AUGUSTA – One of the first of Maine’s major financial problems Governor Paul LePage tackled when he took office was dealing with Maine’s massive unfunded pension debt. Now, with Democrats in control of Maine’s executive and legislative branches, a bill that would add about $350 million to Maine’s current state pension debt, known as the unfunded actuarial liability, is moving through the Maine Legislature.
The bill, which changes Maine’s retirement benefits package to allow for
a greater portion of the cost-of-living adjustments Maine workers, teachers and
beneficiaries received to count toward their retirement benefits package, would
go into effect on July 1, 2020.
The bill allows up to $30,000 in cost-of-living adjustments to be counted
toward those workers’ retirement. Current law allows up to $20,000 to be
In 2011, LePage fought for reforms to the system pointing out that the state was looking at a nearly $10 billion unfunded pension debt that threatened to cripple Maine’s budget in the years after his term ended.

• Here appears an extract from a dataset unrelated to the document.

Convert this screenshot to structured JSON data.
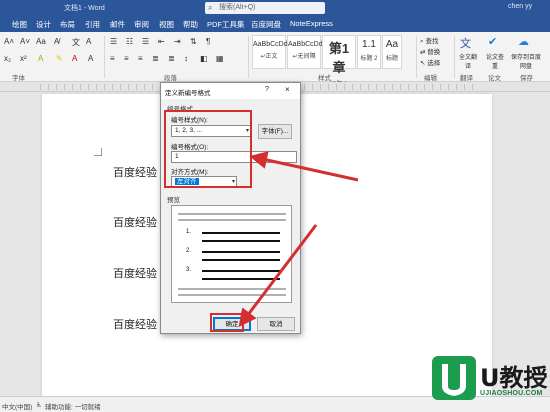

Those budget years begin now.
Because of reforms passed early in the LePage administration, that crisis
was averted with reforms that trimmed more than $3 billion off that unfunded

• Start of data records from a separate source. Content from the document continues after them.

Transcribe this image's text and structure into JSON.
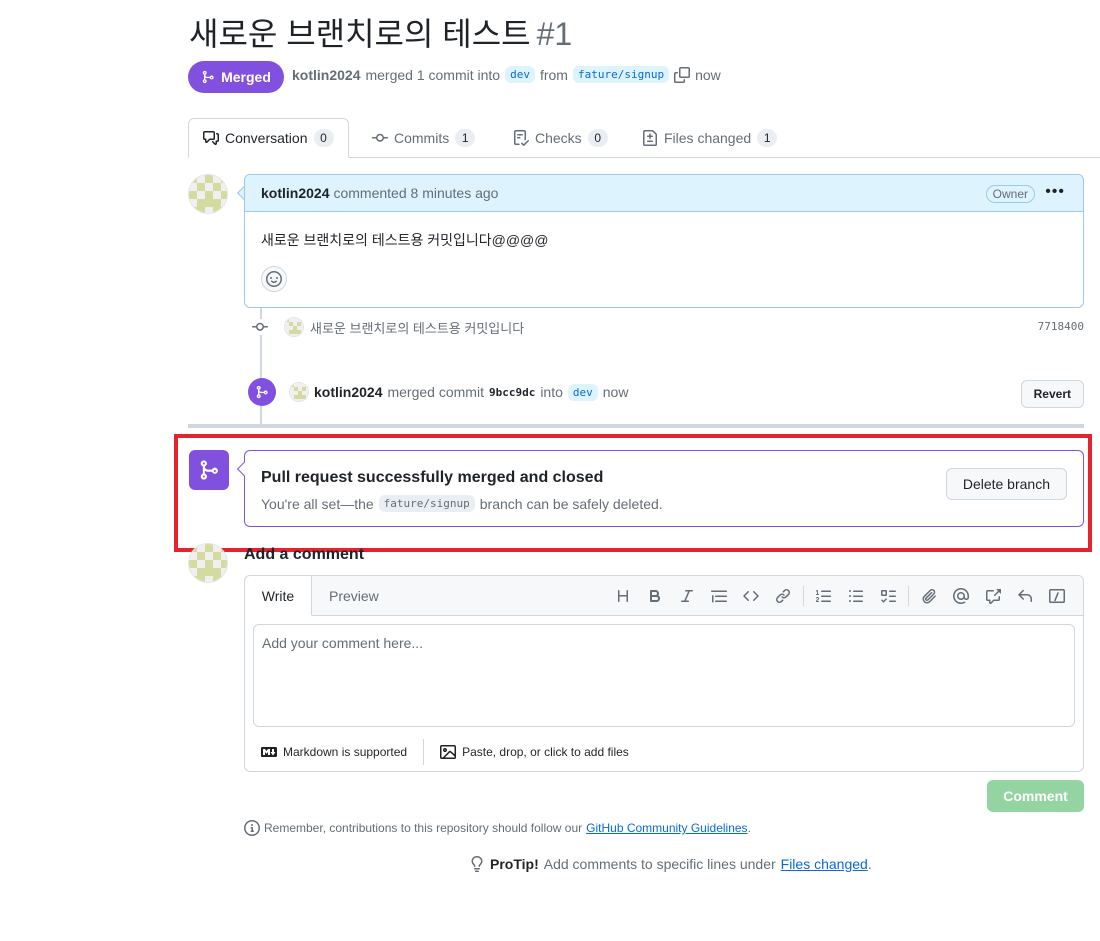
{
  "pr": {
    "title": "새로운 브랜치로의 테스트",
    "number": "#1",
    "state_label": "Merged",
    "author": "kotlin2024",
    "merge_text": "merged 1 commit into",
    "base_branch": "dev",
    "from_text": "from",
    "head_branch": "fature/signup",
    "time": "now"
  },
  "tabs": [
    {
      "label": "Conversation",
      "count": "0"
    },
    {
      "label": "Commits",
      "count": "1"
    },
    {
      "label": "Checks",
      "count": "0"
    },
    {
      "label": "Files changed",
      "count": "1"
    }
  ],
  "comment": {
    "author": "kotlin2024",
    "action": "commented 8 minutes ago",
    "badge": "Owner",
    "body": "새로운 브랜치로의 테스트용 커밋입니다@@@@"
  },
  "commit": {
    "message": "새로운 브랜치로의 테스트용 커밋입니다",
    "sha": "7718400"
  },
  "merge_event": {
    "author": "kotlin2024",
    "text": "merged commit",
    "sha": "9bcc9dc",
    "into": "into",
    "branch": "dev",
    "time": "now",
    "revert_label": "Revert"
  },
  "merged_box": {
    "title": "Pull request successfully merged and closed",
    "sub_prefix": "You're all set—the",
    "branch": "fature/signup",
    "sub_suffix": "branch can be safely deleted.",
    "delete_label": "Delete branch"
  },
  "add_comment": {
    "title": "Add a comment",
    "tab_write": "Write",
    "tab_preview": "Preview",
    "placeholder": "Add your comment here...",
    "markdown_label": "Markdown is supported",
    "files_label": "Paste, drop, or click to add files",
    "submit_label": "Comment"
  },
  "footer": {
    "guidelines_prefix": "Remember, contributions to this repository should follow our",
    "guidelines_link": "GitHub Community Guidelines",
    "guidelines_suffix": ".",
    "protip_label": "ProTip!",
    "protip_text": "Add comments to specific lines under",
    "protip_link": "Files changed",
    "protip_suffix": "."
  },
  "colors": {
    "merged_purple": "#8250df",
    "comment_header_bg": "#ddf4ff",
    "disabled_green": "#94d3a2",
    "highlight_red": "#e5232c",
    "link_blue": "#0969da"
  }
}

But the bill to adjust benefits based on the cost-of-living along with several others being considered threaten to restart the accumulation of debt in Maine’s pension system.
Still, supporters of the change, such as a lobbyist for the Maine Education Association, Maine’s teachers union, said the bill would help reverse the “pain” caused by the 2011 reforms.
The bill discussed in this article, L.D. 1534, is sponsored by Rep. John
Martin (D – Eagle Lake) and has five cosponsors:
Senate President Troy Jackson (D – Aroostook) Rep. Michelle Dunphy (D – Old Town) Rep. Drew Gattine (D – Westbrook) Rep. Teresa Pierce (D – Falmouth) Sen. Cathy Breen (D – Cumberland)
A fiscal note attached to the bill outlines the $350 million addition to Maine’s pension debt. It proposes appropriating $249 million in Maine taxpayer funds in the current budget year to go toward the UAL.
It is unclear if lawmakers will actually appropriate that funding to pay for the retirement, with Gov. Janet Mills’ state budget proposal starting out by proposing to spend virtually every penny the state collects over the next two years.